▶ _Required work_:
Show each line of the data below in which "selected" occurs.

▶ _Material provided_:
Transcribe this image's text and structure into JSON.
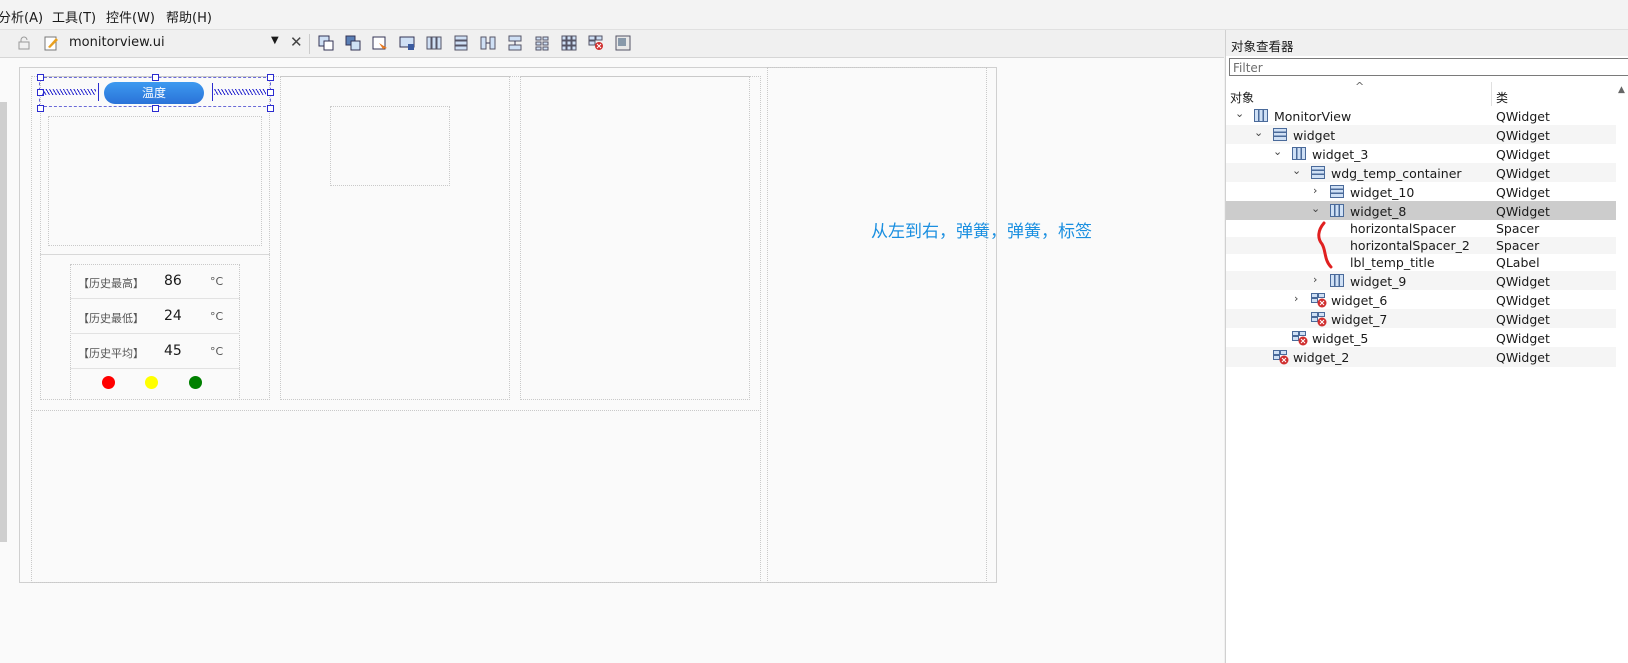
{
  "menu": [
    "分析(A)",
    "工具(T)",
    "控件(W)",
    "帮助(H)"
  ],
  "tab": {
    "filename": "monitorview.ui"
  },
  "form": {
    "title_button": "温度",
    "stats": [
      {
        "label": "【历史最高】",
        "value": "86",
        "unit": "°C"
      },
      {
        "label": "【历史最低】",
        "value": "24",
        "unit": "°C"
      },
      {
        "label": "【历史平均】",
        "value": "45",
        "unit": "°C"
      }
    ],
    "indicator_colors": [
      "#ff0000",
      "#ffff00",
      "#008000"
    ],
    "annotation": "从左到右，弹簧，弹簧，标签"
  },
  "inspector": {
    "title": "对象查看器",
    "filter_placeholder": "Filter",
    "col_object": "对象",
    "col_class": "类",
    "rows": [
      {
        "name": "MonitorView",
        "cls": "QWidget"
      },
      {
        "name": "widget",
        "cls": "QWidget"
      },
      {
        "name": "widget_3",
        "cls": "QWidget"
      },
      {
        "name": "wdg_temp_container",
        "cls": "QWidget"
      },
      {
        "name": "widget_10",
        "cls": "QWidget"
      },
      {
        "name": "widget_8",
        "cls": "QWidget"
      },
      {
        "name": "horizontalSpacer",
        "cls": "Spacer"
      },
      {
        "name": "horizontalSpacer_2",
        "cls": "Spacer"
      },
      {
        "name": "lbl_temp_title",
        "cls": "QLabel"
      },
      {
        "name": "widget_9",
        "cls": "QWidget"
      },
      {
        "name": "widget_6",
        "cls": "QWidget"
      },
      {
        "name": "widget_7",
        "cls": "QWidget"
      },
      {
        "name": "widget_5",
        "cls": "QWidget"
      },
      {
        "name": "widget_2",
        "cls": "QWidget"
      }
    ]
  },
  "colors": {
    "accent": "#1a8fe0",
    "selection": "#cce4f7",
    "handle": "#2b2bd0"
  }
}
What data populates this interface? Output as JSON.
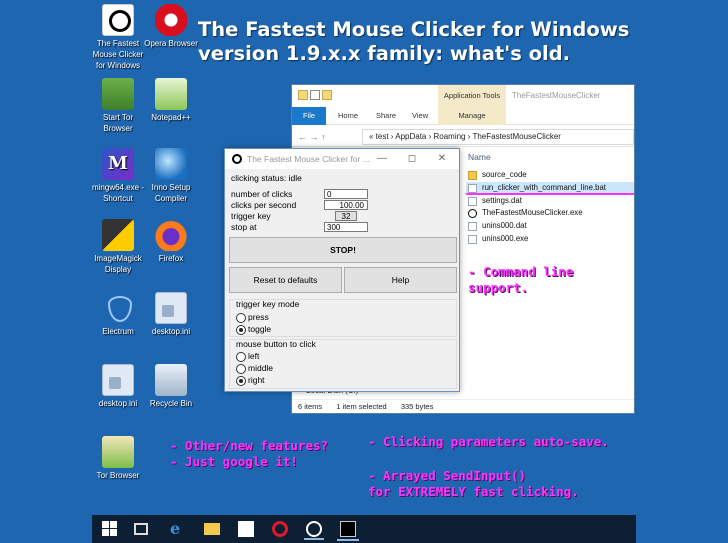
{
  "desktop_icons": [
    {
      "label": "The Fastest Mouse Clicker for Windows",
      "icon": "mouse-clicker-icon"
    },
    {
      "label": "Opera Browser",
      "icon": "opera-icon"
    },
    {
      "label": "Start Tor Browser",
      "icon": "tor-icon"
    },
    {
      "label": "Notepad++",
      "icon": "notepad-icon"
    },
    {
      "label": "mingw64.exe - Shortcut",
      "icon": "msys-icon"
    },
    {
      "label": "Inno Setup Compiler",
      "icon": "inno-setup-icon"
    },
    {
      "label": "ImageMagick Display",
      "icon": "imagemagick-icon"
    },
    {
      "label": "Firefox",
      "icon": "firefox-icon"
    },
    {
      "label": "Electrum",
      "icon": "electrum-icon"
    },
    {
      "label": "desktop.ini",
      "icon": "ini-file-icon"
    },
    {
      "label": "desktop.ini",
      "icon": "ini-file-icon"
    },
    {
      "label": "Recycle Bin",
      "icon": "recycle-bin-icon"
    },
    {
      "label": "Tor Browser",
      "icon": "tor-browser-icon"
    }
  ],
  "headline": {
    "line1": "The Fastest Mouse Clicker for Windows",
    "line2": "version 1.9.x.x family: what's old."
  },
  "notes": {
    "command_line_1": "- Command line",
    "command_line_2": "support.",
    "other_1": "- Other/new features?",
    "other_2": "- Just google it!",
    "autosave": "- Clicking parameters auto-save.",
    "sendinput_1": "- Arrayed SendInput()",
    "sendinput_2": "for EXTREMELY fast clicking."
  },
  "explorer": {
    "context_tab_header": "Application Tools",
    "window_title": "TheFastestMouseClicker",
    "tabs": [
      "File",
      "Home",
      "Share",
      "View",
      "Manage"
    ],
    "nav": "←  →  ↑",
    "path": "«  test  ›  AppData  ›  Roaming  ›  TheFastestMouseClicker",
    "column_name": "Name",
    "files": [
      {
        "name": "source_code",
        "type": "folder"
      },
      {
        "name": "run_clicker_with_command_line.bat",
        "type": "bat",
        "selected": true
      },
      {
        "name": "settings.dat",
        "type": "file"
      },
      {
        "name": "TheFastestMouseClicker.exe",
        "type": "exe"
      },
      {
        "name": "unins000.dat",
        "type": "file"
      },
      {
        "name": "unins000.exe",
        "type": "exe"
      }
    ],
    "nav_pane_item": "Local Disk (C:)",
    "status": {
      "items": "6 items",
      "selected": "1 item selected",
      "size": "335 bytes"
    }
  },
  "dialog": {
    "title": "The Fastest Mouse Clicker for ...",
    "status": "clicking status: idle",
    "params": [
      {
        "label": "number of clicks",
        "value": "0"
      },
      {
        "label": "clicks per second",
        "value": "100.00"
      },
      {
        "label": "trigger key",
        "value": "32"
      },
      {
        "label": "stop at",
        "value": "300"
      }
    ],
    "stop_button": "STOP!",
    "reset_button": "Reset to defaults",
    "help_button": "Help",
    "trigger_group": {
      "title": "trigger key mode",
      "options": [
        "press",
        "toggle"
      ],
      "selected": "toggle"
    },
    "mouse_group": {
      "title": "mouse button to click",
      "options": [
        "left",
        "middle",
        "right"
      ],
      "selected": "right"
    }
  },
  "colors": {
    "desktop": "#1e66b0",
    "note": "#ff33ff",
    "selection": "#cce6fb"
  }
}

▶ _Output below_:
        "selected": true
      "selected": "1 item selected",
      "selected": "toggle"
      "selected": "right"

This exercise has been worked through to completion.